## The Factorization of Functors + Update

(Huge thanks to Jon Beardsley for this wonderful discussion.)

Let $\text{Seq}$ be a posetal category, $[n]$ be a finite chain category, and $\text{Ab}$ be an abelian category. Then let there be a functor $F:\text{Seq}\to\text{Ab}$ such that

$F(n)=\{\text{free abelian group on} \ n \ \text{generators}\}$

if $n\leq10$ and

$F(n)=\{\text{free abelian group on} \ 10 \ \text{generators}\}$

if $n>10$.

We take the morphism $[n]\to[n+1]$ to either the subgroup inclusion of the free group on $n$-generators into the free group on $n+1$-generators (in the case that $n+1$ is less than or equal to $10$), and the identity otherwise. So so far, we have defined a functor $F:\text{Seq}\to\text{Ab}$ by telling what each object and achieve morphism go to (and you can check that $F$ preserves compositions of morphisms).

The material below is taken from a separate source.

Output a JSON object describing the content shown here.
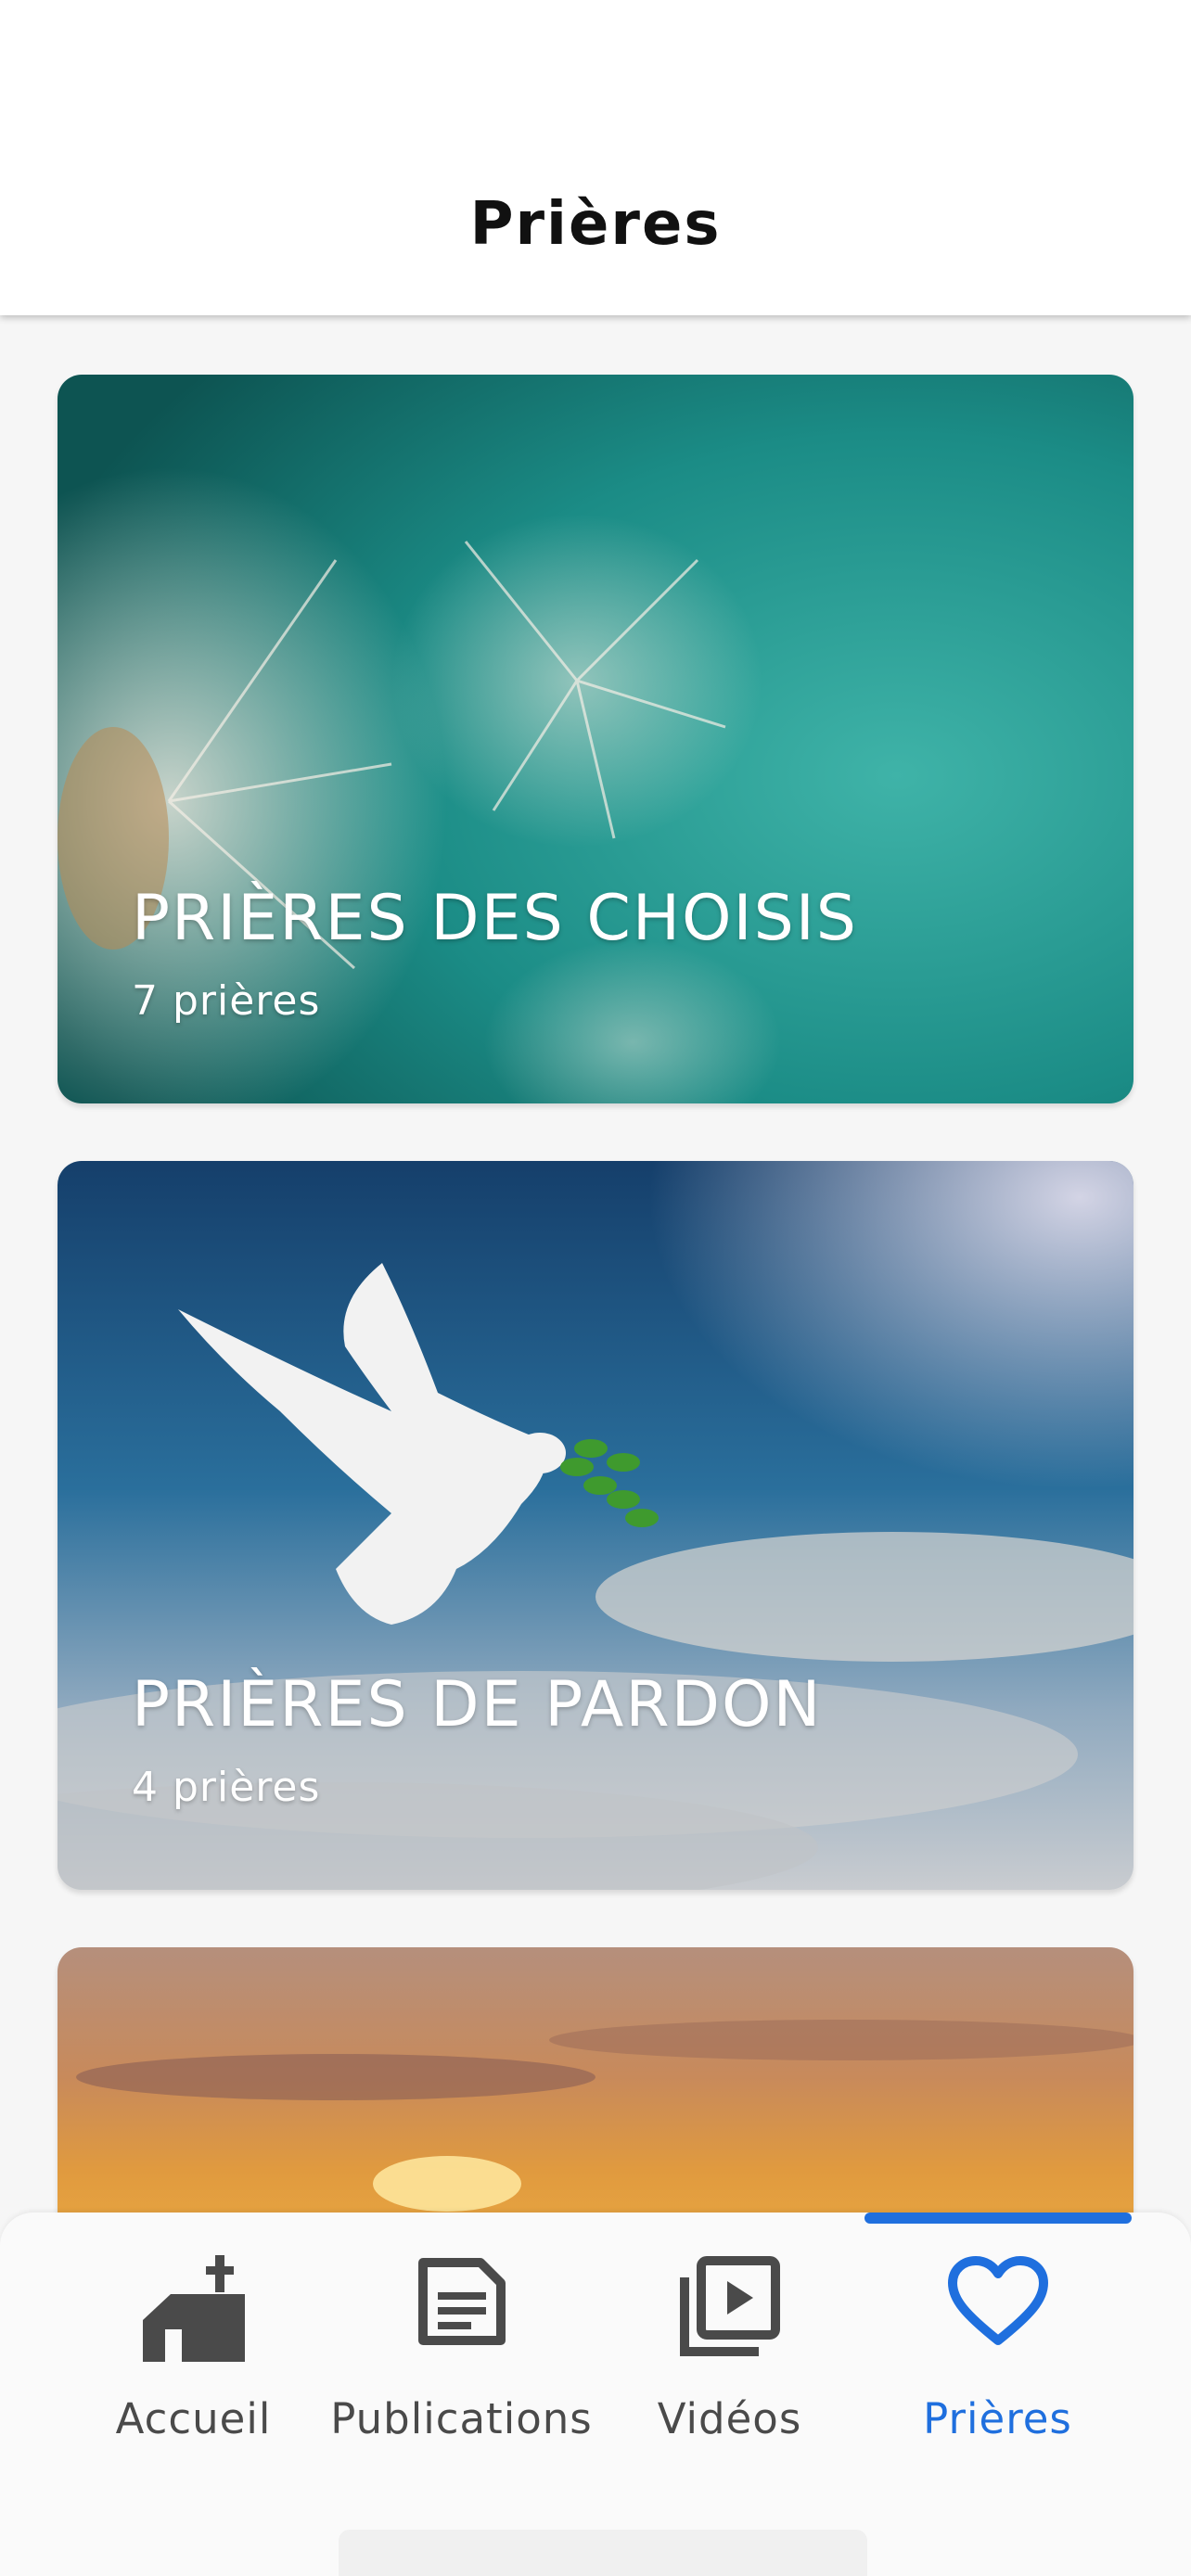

By factoring $[n]$ into $F$, we are given a functor $G:\text{Seq}\to[10]$, that takes $\{1\mapsto1, 2\mapsto2, \cdots, 9\mapsto9, 10\mapsto10, 11\mapsto10, 12\mapsto10, \cdots\}$ is formed, and another functor $H:[10]\to\text{Ab}$ the takes $k\in\{1,\cdots,10\}$ to the free abelian group on $k$-generators.

From this, we are given

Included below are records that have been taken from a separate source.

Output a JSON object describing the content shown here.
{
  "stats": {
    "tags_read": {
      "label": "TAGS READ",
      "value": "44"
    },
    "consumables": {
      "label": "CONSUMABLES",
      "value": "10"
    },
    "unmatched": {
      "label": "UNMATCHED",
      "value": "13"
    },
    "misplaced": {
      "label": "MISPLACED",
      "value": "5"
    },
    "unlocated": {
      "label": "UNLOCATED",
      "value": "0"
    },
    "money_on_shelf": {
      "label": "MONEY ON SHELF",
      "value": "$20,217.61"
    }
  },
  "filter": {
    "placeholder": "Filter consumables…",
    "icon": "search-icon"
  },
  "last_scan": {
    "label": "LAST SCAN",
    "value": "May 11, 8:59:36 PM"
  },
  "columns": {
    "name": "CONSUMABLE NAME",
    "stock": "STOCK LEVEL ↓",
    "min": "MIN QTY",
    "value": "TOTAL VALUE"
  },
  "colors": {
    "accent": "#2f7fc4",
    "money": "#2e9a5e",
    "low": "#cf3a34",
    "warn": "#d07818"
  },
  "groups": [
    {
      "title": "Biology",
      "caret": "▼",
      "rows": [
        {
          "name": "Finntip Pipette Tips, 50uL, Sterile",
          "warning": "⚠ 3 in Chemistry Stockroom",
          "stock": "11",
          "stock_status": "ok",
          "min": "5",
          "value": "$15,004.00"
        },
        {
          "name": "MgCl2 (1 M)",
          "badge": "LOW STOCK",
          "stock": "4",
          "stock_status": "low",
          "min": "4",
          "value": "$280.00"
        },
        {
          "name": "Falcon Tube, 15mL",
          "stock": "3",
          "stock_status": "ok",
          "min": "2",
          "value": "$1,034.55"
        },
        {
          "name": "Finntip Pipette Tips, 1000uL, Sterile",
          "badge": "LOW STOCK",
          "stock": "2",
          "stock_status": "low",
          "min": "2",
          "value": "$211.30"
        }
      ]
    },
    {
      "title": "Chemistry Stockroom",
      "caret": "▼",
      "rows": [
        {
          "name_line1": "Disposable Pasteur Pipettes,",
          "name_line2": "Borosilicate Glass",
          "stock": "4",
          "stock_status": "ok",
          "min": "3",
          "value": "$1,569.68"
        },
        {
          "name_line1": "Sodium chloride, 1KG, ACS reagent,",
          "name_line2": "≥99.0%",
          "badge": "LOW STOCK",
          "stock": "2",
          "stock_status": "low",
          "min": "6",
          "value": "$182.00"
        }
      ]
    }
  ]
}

$\text{Seq}\rightarrow^G[10]\rightarrow^H\text{Ab}$.

And therefore, when taking a look at what $F$ looks like in comparison to the factorization, you will see that $H\circ G=F$.

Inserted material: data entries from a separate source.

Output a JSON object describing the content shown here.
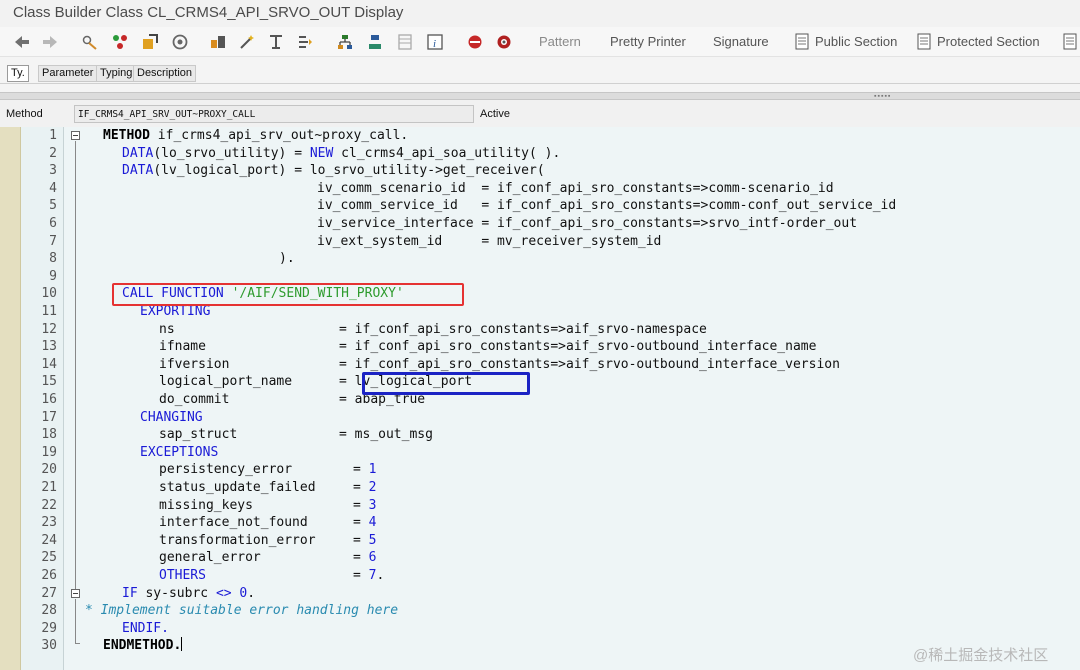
{
  "window": {
    "title": "Class Builder Class CL_CRMS4_API_SRVO_OUT Display"
  },
  "toolbar": {
    "pattern": "Pattern",
    "pretty_printer": "Pretty Printer",
    "signature": "Signature",
    "public_section": "Public Section",
    "protected_section": "Protected Section"
  },
  "tabs": {
    "ty": "Ty.",
    "parameter": "Parameter",
    "typing": "Typing",
    "description": "Description"
  },
  "method_bar": {
    "label": "Method",
    "value": "IF_CRMS4_API_SRV_OUT~PROXY_CALL",
    "status": "Active"
  },
  "line_numbers": [
    "1",
    "2",
    "3",
    "4",
    "5",
    "6",
    "7",
    "8",
    "9",
    "10",
    "11",
    "12",
    "13",
    "14",
    "15",
    "16",
    "17",
    "18",
    "19",
    "20",
    "21",
    "22",
    "23",
    "24",
    "25",
    "26",
    "27",
    "28",
    "29",
    "30"
  ],
  "code": {
    "l1a": "METHOD",
    "l1b": " if_crms4_api_srv_out~proxy_call.",
    "l2a": "DATA",
    "l2b": "(lo_srvo_utility) = ",
    "l2c": "NEW",
    "l2d": " cl_crms4_api_soa_utility( ).",
    "l3a": "DATA",
    "l3b": "(lv_logical_port) = lo_srvo_utility->get_receiver(",
    "l4": "iv_comm_scenario_id  = if_conf_api_sro_constants=>comm-scenario_id",
    "l5": "iv_comm_service_id   = if_conf_api_sro_constants=>comm-conf_out_service_id",
    "l6": "iv_service_interface = if_conf_api_sro_constants=>srvo_intf-order_out",
    "l7": "iv_ext_system_id     = mv_receiver_system_id",
    "l8": ").",
    "l10a": "CALL FUNCTION",
    "l10b": "'/AIF/SEND_WITH_PROXY'",
    "l11": "EXPORTING",
    "l12": "ns                     = if_conf_api_sro_constants=>aif_srvo-namespace",
    "l13": "ifname                 = if_conf_api_sro_constants=>aif_srvo-outbound_interface_name",
    "l14": "ifversion              = if_conf_api_sro_constants=>aif_srvo-outbound_interface_version",
    "l15": "logical_port_name      = lv_logical_port",
    "l16": "do_commit              = abap_true",
    "l17": "CHANGING",
    "l18": "sap_struct             = ms_out_msg",
    "l19": "EXCEPTIONS",
    "l20a": "persistency_error",
    "l20b": "1",
    "l21a": "status_update_failed",
    "l21b": "2",
    "l22a": "missing_keys",
    "l22b": "3",
    "l23a": "interface_not_found",
    "l23b": "4",
    "l24a": "transformation_error",
    "l24b": "5",
    "l25a": "general_error",
    "l25b": "6",
    "l26a": "OTHERS",
    "l26b": "7",
    "l27a": "IF",
    "l27b": " sy-subrc ",
    "l27c": "<>",
    "l27d": " 0",
    "l28": "* Implement suitable error handling here",
    "l29": "ENDIF.",
    "l30": "ENDMETHOD."
  },
  "watermark": "@稀土掘金技术社区"
}
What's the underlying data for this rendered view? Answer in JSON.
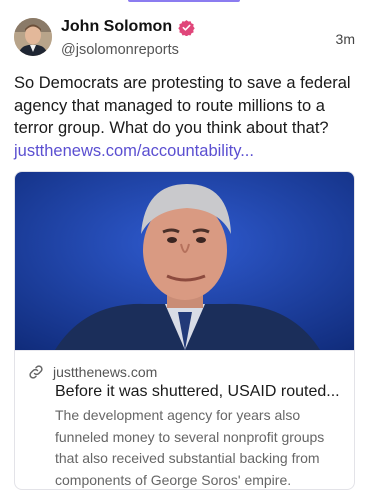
{
  "post": {
    "author": {
      "display_name": "John Solomon",
      "handle": "@jsolomonreports",
      "verified_badge_color": "#e0467a"
    },
    "timestamp": "3m",
    "text": "So Democrats are protesting to save a federal agency that managed to route millions to a terror group. What do you think about that?",
    "link_text": "justthenews.com/accountability...",
    "link_color": "#5b4fd1"
  },
  "link_card": {
    "domain": "justthenews.com",
    "title": "Before it was shuttered, USAID routed...",
    "description": "The development agency for years also funneled money to several nonprofit groups that also received substantial backing from components of George Soros' empire.",
    "icon": "link-icon"
  },
  "icons": {
    "verified": "verified-badge-icon",
    "link": "link-icon"
  }
}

My apologies for no post yesterday as planned. I am currently on the road going to some place. Which puts me in a position to be typing this post on my phone in a very cramped vehicle. However that is not stopping me from fulfilling my two-post-every-other-week plan.

A major update that I would like to make is that Mondays will now be a discussion on what I learned and what I thought about in reading Munkres’s Topology.